Frazier, D., Williams, K., and Mapkar, J., "Development of Net Shape Fiber Reinforced Plenum for Electronic Limited Slip Differential," SAE Technical Paper 2015-01-0710, 2015, doi:10.4271/2015-01-0710.
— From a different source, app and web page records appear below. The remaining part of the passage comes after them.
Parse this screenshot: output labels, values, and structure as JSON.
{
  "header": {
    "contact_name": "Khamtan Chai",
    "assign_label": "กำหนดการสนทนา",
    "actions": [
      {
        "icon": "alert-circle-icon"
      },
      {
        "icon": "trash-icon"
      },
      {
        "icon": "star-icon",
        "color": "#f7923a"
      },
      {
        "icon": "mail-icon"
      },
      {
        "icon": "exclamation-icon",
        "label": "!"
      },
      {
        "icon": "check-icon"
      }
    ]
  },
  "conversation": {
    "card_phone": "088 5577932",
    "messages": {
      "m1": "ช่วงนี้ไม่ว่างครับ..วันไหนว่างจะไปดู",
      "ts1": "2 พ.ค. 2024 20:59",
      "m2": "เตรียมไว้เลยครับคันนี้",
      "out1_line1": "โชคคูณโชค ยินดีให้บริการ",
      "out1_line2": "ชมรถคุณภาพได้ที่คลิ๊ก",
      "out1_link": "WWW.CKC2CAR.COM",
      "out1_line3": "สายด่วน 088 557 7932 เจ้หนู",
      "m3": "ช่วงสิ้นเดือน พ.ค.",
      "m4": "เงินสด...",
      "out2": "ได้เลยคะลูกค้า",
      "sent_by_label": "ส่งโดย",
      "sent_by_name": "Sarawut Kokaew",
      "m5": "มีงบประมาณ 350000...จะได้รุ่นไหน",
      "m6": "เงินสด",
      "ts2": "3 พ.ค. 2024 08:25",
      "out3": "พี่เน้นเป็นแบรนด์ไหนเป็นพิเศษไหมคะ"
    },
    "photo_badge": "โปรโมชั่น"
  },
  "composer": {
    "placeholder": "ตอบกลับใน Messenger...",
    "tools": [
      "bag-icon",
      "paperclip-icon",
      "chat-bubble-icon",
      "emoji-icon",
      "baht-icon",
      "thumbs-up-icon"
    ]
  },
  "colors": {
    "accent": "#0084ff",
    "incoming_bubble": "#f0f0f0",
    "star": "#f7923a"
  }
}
Global vehicle emissions reduction initiatives have warranted the development and usage of new materials and processes not traditionally used in the automotive industry besides exclusive applications. To support this mandate, vehicle lightweighting via metal replacement and design optimization has come into sharp focus as a doubly rewarding effect; namely, a lighter vehicle system not only requires less road load power for motivation, but also allows for smaller, usually more efficient powertrain options, which tend to be more efficient still. The automotive industry has begun to embrace adapting composite materials that have typically been available only to the upper end of the market and specialty racing applications. The specific component detailed in this paper highlights the challenges and rewards for metal replacement with an injection molded, fiber reinforced plastic for usage in mass produced drivetrain systems, namely the Electronic Limited Slip Differential (eLSD).The component detailed in this paper is a mechanical plenum that serves as a hydraulic supply, a fluid pressure control and a structural body for an eLSD system. Not only does the design approach for the component qualify for weight savings through material comparison, but its processing also allows for sub-component integration, further reducing final assembly complexity and lowering production cost. Material and production tooling costs are also favorable due to the net-shape processing allowed via injection molding.The injection molded design replaces a previously permanent molded aluminum with an injection molded, short glass fiber reinforced polymer. The paper describes the challenges and advantages of design and processing that have allowed the plenum to be optimized for the lightweighting of the eLSD system. A general design approach encompassing the myriad activities necessary for a transition from metal to plastic will be discussed also highlighting the lessons learned during the process of readying the component for the transition from research and development prototype into production acceptance.